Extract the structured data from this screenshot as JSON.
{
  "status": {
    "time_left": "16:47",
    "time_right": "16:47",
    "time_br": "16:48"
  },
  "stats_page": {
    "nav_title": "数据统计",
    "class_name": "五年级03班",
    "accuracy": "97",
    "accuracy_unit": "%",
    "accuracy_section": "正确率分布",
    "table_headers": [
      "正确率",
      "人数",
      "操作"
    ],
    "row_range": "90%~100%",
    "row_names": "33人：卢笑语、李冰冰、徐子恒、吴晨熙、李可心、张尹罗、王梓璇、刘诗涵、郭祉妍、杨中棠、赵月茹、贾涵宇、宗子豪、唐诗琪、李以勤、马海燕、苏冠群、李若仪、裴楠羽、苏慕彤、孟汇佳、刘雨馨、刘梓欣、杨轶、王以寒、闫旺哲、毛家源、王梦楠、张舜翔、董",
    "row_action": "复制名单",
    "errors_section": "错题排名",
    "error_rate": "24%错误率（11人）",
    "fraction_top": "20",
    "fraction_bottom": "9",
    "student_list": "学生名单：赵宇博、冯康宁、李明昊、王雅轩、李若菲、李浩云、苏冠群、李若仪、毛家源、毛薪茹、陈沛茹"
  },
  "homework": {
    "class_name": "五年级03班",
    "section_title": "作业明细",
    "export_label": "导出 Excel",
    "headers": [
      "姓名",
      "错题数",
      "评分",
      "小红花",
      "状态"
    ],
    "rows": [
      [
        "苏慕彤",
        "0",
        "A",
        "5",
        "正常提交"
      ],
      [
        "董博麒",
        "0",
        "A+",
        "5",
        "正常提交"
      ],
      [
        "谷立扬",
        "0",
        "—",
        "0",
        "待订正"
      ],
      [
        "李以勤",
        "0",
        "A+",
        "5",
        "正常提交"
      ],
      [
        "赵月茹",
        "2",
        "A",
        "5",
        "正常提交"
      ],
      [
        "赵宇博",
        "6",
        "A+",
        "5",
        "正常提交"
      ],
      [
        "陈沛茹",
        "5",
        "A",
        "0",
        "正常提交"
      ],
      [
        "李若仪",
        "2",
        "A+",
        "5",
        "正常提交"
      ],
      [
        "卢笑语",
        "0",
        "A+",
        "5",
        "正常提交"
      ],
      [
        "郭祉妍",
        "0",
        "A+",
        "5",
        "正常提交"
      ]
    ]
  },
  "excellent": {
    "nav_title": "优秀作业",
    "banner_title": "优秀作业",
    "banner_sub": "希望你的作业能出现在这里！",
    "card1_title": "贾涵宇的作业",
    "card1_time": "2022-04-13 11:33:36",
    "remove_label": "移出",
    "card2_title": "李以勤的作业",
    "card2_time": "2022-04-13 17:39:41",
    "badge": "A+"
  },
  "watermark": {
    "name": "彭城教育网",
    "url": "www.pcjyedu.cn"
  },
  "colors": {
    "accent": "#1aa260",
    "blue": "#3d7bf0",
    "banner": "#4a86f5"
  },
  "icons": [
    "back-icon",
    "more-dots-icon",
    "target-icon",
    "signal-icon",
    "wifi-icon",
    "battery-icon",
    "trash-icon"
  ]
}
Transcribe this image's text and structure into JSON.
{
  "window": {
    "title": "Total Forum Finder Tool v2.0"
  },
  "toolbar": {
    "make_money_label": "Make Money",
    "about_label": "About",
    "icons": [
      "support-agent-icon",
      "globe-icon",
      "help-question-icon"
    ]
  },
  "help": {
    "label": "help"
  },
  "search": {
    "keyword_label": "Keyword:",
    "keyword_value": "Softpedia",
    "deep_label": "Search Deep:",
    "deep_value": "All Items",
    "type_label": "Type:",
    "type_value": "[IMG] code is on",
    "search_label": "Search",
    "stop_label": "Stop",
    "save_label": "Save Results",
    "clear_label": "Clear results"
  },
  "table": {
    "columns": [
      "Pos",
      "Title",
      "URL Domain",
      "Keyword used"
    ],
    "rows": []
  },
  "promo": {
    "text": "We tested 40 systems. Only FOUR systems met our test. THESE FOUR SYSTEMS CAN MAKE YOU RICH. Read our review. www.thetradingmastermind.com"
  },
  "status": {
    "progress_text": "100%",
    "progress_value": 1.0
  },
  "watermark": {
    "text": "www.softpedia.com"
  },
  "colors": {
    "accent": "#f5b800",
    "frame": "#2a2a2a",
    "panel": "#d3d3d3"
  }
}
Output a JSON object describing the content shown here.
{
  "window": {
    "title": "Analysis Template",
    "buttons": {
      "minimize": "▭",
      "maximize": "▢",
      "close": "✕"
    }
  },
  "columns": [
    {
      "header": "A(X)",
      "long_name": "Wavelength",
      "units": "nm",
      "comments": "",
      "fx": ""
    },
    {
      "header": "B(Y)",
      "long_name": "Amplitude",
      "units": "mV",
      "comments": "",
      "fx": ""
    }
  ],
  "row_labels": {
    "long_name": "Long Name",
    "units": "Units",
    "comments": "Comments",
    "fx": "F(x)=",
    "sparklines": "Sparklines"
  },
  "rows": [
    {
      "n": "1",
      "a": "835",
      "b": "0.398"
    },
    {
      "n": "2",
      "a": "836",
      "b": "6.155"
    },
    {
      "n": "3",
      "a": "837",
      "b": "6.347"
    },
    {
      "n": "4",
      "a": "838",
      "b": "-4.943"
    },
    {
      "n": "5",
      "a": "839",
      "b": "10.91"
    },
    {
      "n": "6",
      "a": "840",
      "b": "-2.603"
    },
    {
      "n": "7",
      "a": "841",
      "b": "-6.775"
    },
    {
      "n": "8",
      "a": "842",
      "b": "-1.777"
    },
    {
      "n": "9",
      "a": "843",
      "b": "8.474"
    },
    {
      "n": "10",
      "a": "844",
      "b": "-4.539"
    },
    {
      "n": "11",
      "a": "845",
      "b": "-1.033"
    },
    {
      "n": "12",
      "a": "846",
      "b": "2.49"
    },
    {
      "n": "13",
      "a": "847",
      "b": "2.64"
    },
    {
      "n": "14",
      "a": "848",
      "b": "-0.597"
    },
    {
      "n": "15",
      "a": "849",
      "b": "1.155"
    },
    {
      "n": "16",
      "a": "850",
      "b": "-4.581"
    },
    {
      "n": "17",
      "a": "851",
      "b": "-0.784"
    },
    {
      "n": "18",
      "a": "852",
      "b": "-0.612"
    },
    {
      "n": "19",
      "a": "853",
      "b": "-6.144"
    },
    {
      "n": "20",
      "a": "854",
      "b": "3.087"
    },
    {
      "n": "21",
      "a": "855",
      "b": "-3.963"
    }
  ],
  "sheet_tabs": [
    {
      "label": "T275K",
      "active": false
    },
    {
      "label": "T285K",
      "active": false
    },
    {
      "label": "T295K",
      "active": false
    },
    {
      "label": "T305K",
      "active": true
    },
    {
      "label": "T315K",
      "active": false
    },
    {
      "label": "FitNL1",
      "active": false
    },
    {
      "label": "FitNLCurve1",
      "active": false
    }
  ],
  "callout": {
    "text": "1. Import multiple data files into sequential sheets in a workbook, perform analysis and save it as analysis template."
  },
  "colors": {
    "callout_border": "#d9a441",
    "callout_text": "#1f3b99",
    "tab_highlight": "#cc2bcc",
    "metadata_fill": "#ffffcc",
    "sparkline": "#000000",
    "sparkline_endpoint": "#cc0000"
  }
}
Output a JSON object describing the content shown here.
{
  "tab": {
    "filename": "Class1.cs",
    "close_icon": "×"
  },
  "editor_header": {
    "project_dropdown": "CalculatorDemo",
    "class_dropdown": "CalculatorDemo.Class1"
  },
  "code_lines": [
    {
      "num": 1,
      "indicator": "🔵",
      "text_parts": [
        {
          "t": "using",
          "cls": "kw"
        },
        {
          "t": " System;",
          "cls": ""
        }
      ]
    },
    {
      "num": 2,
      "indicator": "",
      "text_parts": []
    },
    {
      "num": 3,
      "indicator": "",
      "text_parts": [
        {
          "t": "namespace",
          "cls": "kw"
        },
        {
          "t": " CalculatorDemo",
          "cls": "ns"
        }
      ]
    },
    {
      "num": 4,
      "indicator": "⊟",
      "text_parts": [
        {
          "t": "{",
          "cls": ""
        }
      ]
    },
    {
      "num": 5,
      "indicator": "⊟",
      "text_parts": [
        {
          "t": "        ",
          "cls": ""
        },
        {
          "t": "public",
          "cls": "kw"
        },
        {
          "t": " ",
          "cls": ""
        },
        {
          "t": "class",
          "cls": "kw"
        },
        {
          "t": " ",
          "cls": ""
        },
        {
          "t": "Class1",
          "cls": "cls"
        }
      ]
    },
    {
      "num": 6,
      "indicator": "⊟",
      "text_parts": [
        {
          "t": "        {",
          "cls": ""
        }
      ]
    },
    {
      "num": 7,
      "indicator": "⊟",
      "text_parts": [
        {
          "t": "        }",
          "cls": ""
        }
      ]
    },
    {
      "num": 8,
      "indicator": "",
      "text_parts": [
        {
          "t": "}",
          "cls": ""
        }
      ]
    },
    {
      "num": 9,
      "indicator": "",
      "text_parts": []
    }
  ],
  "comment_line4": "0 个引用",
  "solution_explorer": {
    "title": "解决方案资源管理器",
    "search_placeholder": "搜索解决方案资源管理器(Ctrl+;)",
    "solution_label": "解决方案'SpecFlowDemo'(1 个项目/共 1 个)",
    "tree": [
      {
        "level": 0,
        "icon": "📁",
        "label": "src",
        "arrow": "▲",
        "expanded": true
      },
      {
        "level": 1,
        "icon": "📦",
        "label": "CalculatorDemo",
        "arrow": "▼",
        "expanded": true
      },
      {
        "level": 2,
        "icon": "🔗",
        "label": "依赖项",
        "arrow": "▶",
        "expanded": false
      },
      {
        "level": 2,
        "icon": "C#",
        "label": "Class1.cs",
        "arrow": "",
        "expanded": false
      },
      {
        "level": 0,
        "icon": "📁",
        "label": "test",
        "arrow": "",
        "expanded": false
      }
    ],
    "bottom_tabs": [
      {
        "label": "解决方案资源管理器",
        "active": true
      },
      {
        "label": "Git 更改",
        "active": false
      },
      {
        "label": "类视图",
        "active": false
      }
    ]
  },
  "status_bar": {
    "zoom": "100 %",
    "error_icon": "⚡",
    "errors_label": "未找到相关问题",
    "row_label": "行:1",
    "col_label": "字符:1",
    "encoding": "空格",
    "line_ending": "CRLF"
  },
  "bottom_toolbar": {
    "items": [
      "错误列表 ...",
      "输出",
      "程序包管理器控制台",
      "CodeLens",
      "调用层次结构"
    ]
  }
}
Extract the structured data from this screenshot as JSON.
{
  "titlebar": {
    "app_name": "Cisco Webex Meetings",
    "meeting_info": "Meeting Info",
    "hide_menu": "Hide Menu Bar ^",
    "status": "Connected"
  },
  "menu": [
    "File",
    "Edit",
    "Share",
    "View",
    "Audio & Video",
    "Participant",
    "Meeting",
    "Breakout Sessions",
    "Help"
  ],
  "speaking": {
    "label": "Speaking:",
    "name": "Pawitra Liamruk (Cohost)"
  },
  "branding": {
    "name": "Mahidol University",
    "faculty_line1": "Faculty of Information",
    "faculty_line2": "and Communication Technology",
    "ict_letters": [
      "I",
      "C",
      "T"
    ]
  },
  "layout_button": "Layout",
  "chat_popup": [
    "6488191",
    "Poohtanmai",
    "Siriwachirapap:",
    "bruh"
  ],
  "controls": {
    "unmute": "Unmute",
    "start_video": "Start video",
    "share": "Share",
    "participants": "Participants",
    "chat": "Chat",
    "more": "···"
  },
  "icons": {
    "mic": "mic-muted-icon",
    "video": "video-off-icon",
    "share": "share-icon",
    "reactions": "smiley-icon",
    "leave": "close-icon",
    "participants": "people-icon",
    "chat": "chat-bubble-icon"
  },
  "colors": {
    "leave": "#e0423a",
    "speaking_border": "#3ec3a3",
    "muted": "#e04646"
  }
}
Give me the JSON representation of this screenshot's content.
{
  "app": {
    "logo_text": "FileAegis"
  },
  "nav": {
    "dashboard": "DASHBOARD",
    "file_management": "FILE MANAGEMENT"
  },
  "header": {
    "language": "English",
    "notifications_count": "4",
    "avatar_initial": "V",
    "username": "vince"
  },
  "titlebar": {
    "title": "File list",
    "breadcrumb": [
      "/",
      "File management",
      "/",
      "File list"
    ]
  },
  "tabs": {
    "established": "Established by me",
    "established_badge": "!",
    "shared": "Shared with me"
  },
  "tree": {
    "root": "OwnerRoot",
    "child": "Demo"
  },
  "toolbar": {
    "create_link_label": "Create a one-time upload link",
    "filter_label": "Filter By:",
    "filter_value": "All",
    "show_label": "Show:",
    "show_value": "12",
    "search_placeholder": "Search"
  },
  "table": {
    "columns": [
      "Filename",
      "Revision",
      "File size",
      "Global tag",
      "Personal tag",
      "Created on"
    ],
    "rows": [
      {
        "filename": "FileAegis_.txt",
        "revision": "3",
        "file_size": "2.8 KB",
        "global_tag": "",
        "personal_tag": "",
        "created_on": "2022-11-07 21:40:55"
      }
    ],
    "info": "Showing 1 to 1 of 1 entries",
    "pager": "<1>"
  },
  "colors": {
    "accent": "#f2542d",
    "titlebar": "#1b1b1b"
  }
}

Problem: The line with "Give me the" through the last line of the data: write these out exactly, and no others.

Solution to this task:
Give me the JSON representation of this screenshot's content.
{
  "app": {
    "logo_text": "FileAegis"
  },
  "nav": {
    "dashboard": "DASHBOARD",
    "file_management": "FILE MANAGEMENT"
  },
  "header": {
    "language": "English",
    "notifications_count": "4",
    "avatar_initial": "V",
    "username": "vince"
  },
  "titlebar": {
    "title": "File list",
    "breadcrumb": [
      "/",
      "File management",
      "/",
      "File list"
    ]
  },
  "tabs": {
    "established": "Established by me",
    "established_badge": "!",
    "shared": "Shared with me"
  },
  "tree": {
    "root": "OwnerRoot",
    "child": "Demo"
  },
  "toolbar": {
    "create_link_label": "Create a one-time upload link",
    "filter_label": "Filter By:",
    "filter_value": "All",
    "show_label": "Show:",
    "show_value": "12",
    "search_placeholder": "Search"
  },
  "table": {
    "columns": [
      "Filename",
      "Revision",
      "File size",
      "Global tag",
      "Personal tag",
      "Created on"
    ],
    "rows": [
      {
        "filename": "FileAegis_.txt",
        "revision": "3",
        "file_size": "2.8 KB",
        "global_tag": "",
        "personal_tag": "",
        "created_on": "2022-11-07 21:40:55"
      }
    ],
    "info": "Showing 1 to 1 of 1 entries",
    "pager": "<1>"
  },
  "colors": {
    "accent": "#f2542d",
    "titlebar": "#1b1b1b"
  }
}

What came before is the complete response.